## Work task
Find the word "邀请加入" in the data, then copy each line where it is found.
(Available records Opens)
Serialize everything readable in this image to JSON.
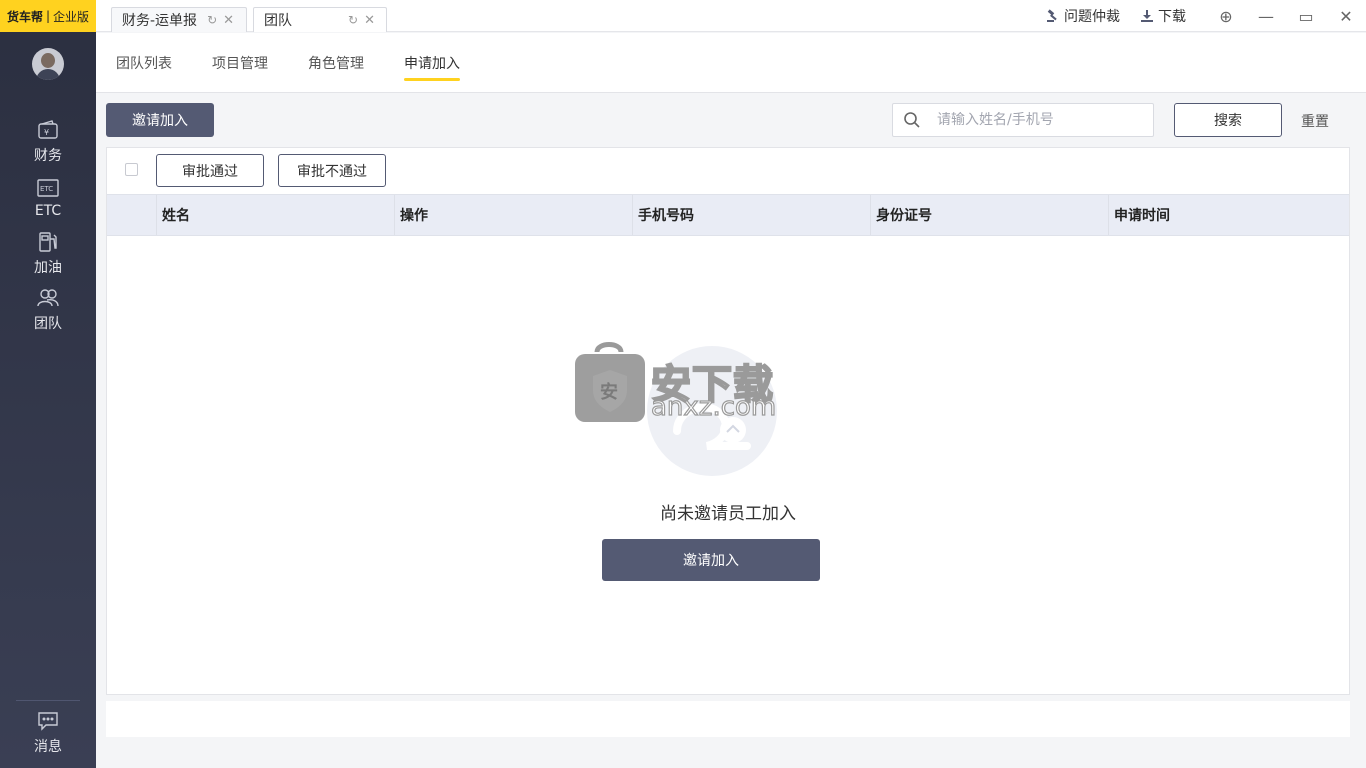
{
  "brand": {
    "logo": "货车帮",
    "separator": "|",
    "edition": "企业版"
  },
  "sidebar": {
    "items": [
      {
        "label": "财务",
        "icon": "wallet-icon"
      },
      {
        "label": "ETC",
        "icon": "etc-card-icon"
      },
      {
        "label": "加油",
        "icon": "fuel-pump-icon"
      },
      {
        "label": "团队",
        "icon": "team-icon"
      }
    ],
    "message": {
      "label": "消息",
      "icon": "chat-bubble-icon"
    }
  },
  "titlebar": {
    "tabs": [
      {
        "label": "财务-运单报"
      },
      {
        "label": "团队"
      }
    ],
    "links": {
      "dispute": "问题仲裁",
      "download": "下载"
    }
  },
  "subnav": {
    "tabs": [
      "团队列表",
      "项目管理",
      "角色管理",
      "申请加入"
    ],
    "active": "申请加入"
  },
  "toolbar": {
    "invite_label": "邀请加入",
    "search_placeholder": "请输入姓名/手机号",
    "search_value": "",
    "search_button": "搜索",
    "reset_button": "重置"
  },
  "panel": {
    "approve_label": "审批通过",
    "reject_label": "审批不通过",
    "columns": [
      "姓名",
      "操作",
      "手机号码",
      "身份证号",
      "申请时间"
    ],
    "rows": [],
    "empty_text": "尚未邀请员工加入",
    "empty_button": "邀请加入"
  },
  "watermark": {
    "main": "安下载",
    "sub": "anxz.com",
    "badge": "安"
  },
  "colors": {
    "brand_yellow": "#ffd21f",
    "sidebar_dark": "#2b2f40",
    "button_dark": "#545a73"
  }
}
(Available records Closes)
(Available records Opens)
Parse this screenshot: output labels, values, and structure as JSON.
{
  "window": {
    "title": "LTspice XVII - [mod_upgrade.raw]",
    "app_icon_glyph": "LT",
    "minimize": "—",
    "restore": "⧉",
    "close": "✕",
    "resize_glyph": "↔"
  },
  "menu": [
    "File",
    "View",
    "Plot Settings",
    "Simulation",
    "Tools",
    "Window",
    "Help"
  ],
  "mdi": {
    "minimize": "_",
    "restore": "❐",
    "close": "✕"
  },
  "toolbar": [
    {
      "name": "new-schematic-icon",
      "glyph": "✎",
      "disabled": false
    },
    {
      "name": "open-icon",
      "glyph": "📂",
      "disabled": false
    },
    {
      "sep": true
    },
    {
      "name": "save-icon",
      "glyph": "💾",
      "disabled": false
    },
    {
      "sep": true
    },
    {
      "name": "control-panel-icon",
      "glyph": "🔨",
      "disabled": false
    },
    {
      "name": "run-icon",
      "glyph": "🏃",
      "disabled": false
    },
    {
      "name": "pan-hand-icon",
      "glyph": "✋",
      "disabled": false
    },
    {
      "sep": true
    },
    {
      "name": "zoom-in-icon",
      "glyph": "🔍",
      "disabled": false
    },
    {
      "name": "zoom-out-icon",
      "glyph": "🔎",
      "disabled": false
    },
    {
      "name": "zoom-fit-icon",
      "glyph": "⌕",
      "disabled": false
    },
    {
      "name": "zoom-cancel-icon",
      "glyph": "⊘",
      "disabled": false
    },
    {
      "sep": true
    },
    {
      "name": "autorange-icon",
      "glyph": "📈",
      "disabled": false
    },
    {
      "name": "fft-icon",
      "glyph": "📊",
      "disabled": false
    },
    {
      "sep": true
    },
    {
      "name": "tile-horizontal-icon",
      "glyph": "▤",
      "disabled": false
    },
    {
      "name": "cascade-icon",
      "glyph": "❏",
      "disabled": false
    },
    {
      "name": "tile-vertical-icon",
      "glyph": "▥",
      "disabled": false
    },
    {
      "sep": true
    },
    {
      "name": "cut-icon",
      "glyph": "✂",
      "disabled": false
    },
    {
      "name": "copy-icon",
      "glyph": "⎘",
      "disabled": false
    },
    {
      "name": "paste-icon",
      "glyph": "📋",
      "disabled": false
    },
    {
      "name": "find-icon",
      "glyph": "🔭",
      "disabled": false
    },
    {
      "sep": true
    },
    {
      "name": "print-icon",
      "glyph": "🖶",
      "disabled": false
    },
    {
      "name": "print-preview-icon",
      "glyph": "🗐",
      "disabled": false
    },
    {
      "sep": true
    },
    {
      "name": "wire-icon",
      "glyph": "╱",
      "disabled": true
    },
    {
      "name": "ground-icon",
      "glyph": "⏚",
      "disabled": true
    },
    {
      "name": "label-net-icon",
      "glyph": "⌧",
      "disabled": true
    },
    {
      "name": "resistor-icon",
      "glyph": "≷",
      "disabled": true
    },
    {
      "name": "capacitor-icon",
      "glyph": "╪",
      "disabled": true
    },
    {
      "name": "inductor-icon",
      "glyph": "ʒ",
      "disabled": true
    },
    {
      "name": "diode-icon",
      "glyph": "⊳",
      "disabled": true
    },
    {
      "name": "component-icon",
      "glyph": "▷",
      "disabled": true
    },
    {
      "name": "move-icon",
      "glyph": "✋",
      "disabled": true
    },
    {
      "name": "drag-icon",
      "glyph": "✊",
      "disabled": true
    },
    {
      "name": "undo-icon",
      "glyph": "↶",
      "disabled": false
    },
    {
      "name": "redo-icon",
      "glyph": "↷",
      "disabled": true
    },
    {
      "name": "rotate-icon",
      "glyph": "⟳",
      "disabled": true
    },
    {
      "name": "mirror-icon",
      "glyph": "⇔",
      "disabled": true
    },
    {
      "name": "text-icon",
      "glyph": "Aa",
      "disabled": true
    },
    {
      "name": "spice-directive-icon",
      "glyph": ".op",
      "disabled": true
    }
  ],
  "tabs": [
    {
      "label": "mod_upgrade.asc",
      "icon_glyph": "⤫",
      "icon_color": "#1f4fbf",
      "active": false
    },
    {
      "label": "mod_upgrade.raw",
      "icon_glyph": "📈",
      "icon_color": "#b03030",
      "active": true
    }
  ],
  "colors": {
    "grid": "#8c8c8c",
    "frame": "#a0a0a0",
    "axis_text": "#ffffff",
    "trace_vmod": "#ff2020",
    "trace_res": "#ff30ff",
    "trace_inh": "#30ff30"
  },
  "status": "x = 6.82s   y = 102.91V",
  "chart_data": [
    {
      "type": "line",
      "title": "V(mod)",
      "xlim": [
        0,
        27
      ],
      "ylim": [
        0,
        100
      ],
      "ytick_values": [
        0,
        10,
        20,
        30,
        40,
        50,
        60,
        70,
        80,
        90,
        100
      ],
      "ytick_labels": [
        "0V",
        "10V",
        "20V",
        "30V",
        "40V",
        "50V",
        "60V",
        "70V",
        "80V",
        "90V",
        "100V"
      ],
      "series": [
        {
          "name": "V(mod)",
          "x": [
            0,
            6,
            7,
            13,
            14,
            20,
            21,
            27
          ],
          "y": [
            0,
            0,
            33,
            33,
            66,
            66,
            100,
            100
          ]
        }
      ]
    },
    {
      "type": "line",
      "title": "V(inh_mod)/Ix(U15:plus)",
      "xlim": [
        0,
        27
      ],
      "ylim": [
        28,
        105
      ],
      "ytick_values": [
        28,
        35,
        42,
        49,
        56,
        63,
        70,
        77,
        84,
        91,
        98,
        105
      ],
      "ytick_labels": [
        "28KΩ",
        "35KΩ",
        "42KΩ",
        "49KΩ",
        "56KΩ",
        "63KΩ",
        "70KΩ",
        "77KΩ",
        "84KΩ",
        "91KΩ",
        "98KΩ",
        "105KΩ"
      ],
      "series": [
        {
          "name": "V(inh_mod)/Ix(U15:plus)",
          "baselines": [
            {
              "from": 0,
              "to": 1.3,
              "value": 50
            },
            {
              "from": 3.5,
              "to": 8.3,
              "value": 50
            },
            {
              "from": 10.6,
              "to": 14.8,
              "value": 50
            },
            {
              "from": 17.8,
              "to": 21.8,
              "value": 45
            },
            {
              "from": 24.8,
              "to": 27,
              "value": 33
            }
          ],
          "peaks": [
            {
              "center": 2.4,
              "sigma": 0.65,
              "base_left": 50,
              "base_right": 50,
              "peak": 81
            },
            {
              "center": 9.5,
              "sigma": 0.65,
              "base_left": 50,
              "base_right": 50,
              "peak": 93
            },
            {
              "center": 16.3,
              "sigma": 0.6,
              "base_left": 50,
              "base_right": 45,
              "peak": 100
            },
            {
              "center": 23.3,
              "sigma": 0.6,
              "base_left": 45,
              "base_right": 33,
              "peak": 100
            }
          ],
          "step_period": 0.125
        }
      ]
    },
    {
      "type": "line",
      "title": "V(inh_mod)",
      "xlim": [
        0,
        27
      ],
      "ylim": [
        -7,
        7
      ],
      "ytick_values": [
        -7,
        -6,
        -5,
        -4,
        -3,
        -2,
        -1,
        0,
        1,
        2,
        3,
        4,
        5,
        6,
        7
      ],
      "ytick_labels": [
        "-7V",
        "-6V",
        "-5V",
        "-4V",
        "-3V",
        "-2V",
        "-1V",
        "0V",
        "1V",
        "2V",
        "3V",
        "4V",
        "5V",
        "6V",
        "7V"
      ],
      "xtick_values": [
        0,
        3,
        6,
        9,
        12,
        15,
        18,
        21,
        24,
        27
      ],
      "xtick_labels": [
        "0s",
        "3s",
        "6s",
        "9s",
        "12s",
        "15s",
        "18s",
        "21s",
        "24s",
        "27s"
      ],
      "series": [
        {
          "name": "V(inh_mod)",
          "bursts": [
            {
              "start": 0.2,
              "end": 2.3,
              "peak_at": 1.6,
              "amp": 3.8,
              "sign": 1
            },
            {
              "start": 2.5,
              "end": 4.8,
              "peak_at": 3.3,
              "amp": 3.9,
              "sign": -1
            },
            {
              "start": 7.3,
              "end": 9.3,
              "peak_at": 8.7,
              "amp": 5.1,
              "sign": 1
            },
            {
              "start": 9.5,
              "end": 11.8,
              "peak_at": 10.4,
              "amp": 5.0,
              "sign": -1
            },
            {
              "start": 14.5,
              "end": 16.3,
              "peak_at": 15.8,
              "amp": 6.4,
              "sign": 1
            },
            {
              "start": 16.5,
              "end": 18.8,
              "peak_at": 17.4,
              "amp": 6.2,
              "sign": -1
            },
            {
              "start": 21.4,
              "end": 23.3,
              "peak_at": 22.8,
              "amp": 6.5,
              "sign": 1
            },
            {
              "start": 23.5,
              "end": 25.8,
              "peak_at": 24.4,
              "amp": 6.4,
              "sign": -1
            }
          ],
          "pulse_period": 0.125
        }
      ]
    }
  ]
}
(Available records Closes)
## Written response
    "invite_label": "邀请加入",
    "empty_button": "邀请加入"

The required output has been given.